Exercise description » Output the data verbatim, minus the images.

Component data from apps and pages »
Start of Block
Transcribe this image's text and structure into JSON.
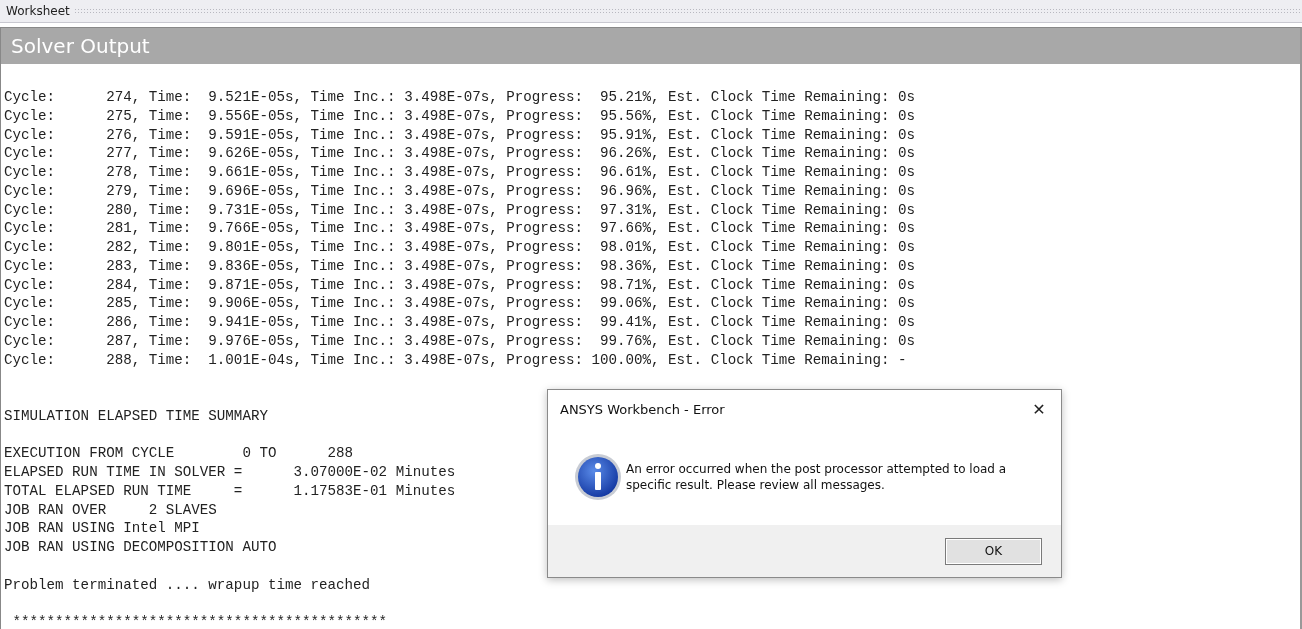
{
  "worksheet_tab": {
    "title": "Worksheet"
  },
  "panel": {
    "title": "Solver Output"
  },
  "cycle_lines": [
    "Cycle:      274, Time:  9.521E-05s, Time Inc.: 3.498E-07s, Progress:  95.21%, Est. Clock Time Remaining: 0s",
    "Cycle:      275, Time:  9.556E-05s, Time Inc.: 3.498E-07s, Progress:  95.56%, Est. Clock Time Remaining: 0s",
    "Cycle:      276, Time:  9.591E-05s, Time Inc.: 3.498E-07s, Progress:  95.91%, Est. Clock Time Remaining: 0s",
    "Cycle:      277, Time:  9.626E-05s, Time Inc.: 3.498E-07s, Progress:  96.26%, Est. Clock Time Remaining: 0s",
    "Cycle:      278, Time:  9.661E-05s, Time Inc.: 3.498E-07s, Progress:  96.61%, Est. Clock Time Remaining: 0s",
    "Cycle:      279, Time:  9.696E-05s, Time Inc.: 3.498E-07s, Progress:  96.96%, Est. Clock Time Remaining: 0s",
    "Cycle:      280, Time:  9.731E-05s, Time Inc.: 3.498E-07s, Progress:  97.31%, Est. Clock Time Remaining: 0s",
    "Cycle:      281, Time:  9.766E-05s, Time Inc.: 3.498E-07s, Progress:  97.66%, Est. Clock Time Remaining: 0s",
    "Cycle:      282, Time:  9.801E-05s, Time Inc.: 3.498E-07s, Progress:  98.01%, Est. Clock Time Remaining: 0s",
    "Cycle:      283, Time:  9.836E-05s, Time Inc.: 3.498E-07s, Progress:  98.36%, Est. Clock Time Remaining: 0s",
    "Cycle:      284, Time:  9.871E-05s, Time Inc.: 3.498E-07s, Progress:  98.71%, Est. Clock Time Remaining: 0s",
    "Cycle:      285, Time:  9.906E-05s, Time Inc.: 3.498E-07s, Progress:  99.06%, Est. Clock Time Remaining: 0s",
    "Cycle:      286, Time:  9.941E-05s, Time Inc.: 3.498E-07s, Progress:  99.41%, Est. Clock Time Remaining: 0s",
    "Cycle:      287, Time:  9.976E-05s, Time Inc.: 3.498E-07s, Progress:  99.76%, Est. Clock Time Remaining: 0s",
    "Cycle:      288, Time:  1.001E-04s, Time Inc.: 3.498E-07s, Progress: 100.00%, Est. Clock Time Remaining: -"
  ],
  "summary": {
    "heading": "SIMULATION ELAPSED TIME SUMMARY",
    "lines": [
      "EXECUTION FROM CYCLE        0 TO      288",
      "ELAPSED RUN TIME IN SOLVER =      3.07000E-02 Minutes",
      "TOTAL ELAPSED RUN TIME     =      1.17583E-01 Minutes",
      "JOB RAN OVER     2 SLAVES",
      "JOB RAN USING Intel MPI",
      "JOB RAN USING DECOMPOSITION AUTO"
    ]
  },
  "termination": "Problem terminated .... wrapup time reached",
  "separator": " ********************************************",
  "dialog": {
    "title": "ANSYS Workbench - Error",
    "close": "✕",
    "message": "An error occurred when the post processor attempted to load a specific result. Please review all messages.",
    "button": "OK"
  }
}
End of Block
Solution »
Transcribe this image's text and structure into JSON.
{
  "worksheet_tab": {
    "title": "Worksheet"
  },
  "panel": {
    "title": "Solver Output"
  },
  "cycle_lines": [
    "Cycle:      274, Time:  9.521E-05s, Time Inc.: 3.498E-07s, Progress:  95.21%, Est. Clock Time Remaining: 0s",
    "Cycle:      275, Time:  9.556E-05s, Time Inc.: 3.498E-07s, Progress:  95.56%, Est. Clock Time Remaining: 0s",
    "Cycle:      276, Time:  9.591E-05s, Time Inc.: 3.498E-07s, Progress:  95.91%, Est. Clock Time Remaining: 0s",
    "Cycle:      277, Time:  9.626E-05s, Time Inc.: 3.498E-07s, Progress:  96.26%, Est. Clock Time Remaining: 0s",
    "Cycle:      278, Time:  9.661E-05s, Time Inc.: 3.498E-07s, Progress:  96.61%, Est. Clock Time Remaining: 0s",
    "Cycle:      279, Time:  9.696E-05s, Time Inc.: 3.498E-07s, Progress:  96.96%, Est. Clock Time Remaining: 0s",
    "Cycle:      280, Time:  9.731E-05s, Time Inc.: 3.498E-07s, Progress:  97.31%, Est. Clock Time Remaining: 0s",
    "Cycle:      281, Time:  9.766E-05s, Time Inc.: 3.498E-07s, Progress:  97.66%, Est. Clock Time Remaining: 0s",
    "Cycle:      282, Time:  9.801E-05s, Time Inc.: 3.498E-07s, Progress:  98.01%, Est. Clock Time Remaining: 0s",
    "Cycle:      283, Time:  9.836E-05s, Time Inc.: 3.498E-07s, Progress:  98.36%, Est. Clock Time Remaining: 0s",
    "Cycle:      284, Time:  9.871E-05s, Time Inc.: 3.498E-07s, Progress:  98.71%, Est. Clock Time Remaining: 0s",
    "Cycle:      285, Time:  9.906E-05s, Time Inc.: 3.498E-07s, Progress:  99.06%, Est. Clock Time Remaining: 0s",
    "Cycle:      286, Time:  9.941E-05s, Time Inc.: 3.498E-07s, Progress:  99.41%, Est. Clock Time Remaining: 0s",
    "Cycle:      287, Time:  9.976E-05s, Time Inc.: 3.498E-07s, Progress:  99.76%, Est. Clock Time Remaining: 0s",
    "Cycle:      288, Time:  1.001E-04s, Time Inc.: 3.498E-07s, Progress: 100.00%, Est. Clock Time Remaining: -"
  ],
  "summary": {
    "heading": "SIMULATION ELAPSED TIME SUMMARY",
    "lines": [
      "EXECUTION FROM CYCLE        0 TO      288",
      "ELAPSED RUN TIME IN SOLVER =      3.07000E-02 Minutes",
      "TOTAL ELAPSED RUN TIME     =      1.17583E-01 Minutes",
      "JOB RAN OVER     2 SLAVES",
      "JOB RAN USING Intel MPI",
      "JOB RAN USING DECOMPOSITION AUTO"
    ]
  },
  "termination": "Problem terminated .... wrapup time reached",
  "separator": " ********************************************",
  "dialog": {
    "title": "ANSYS Workbench - Error",
    "close": "✕",
    "message": "An error occurred when the post processor attempted to load a specific result. Please review all messages.",
    "button": "OK"
  }
}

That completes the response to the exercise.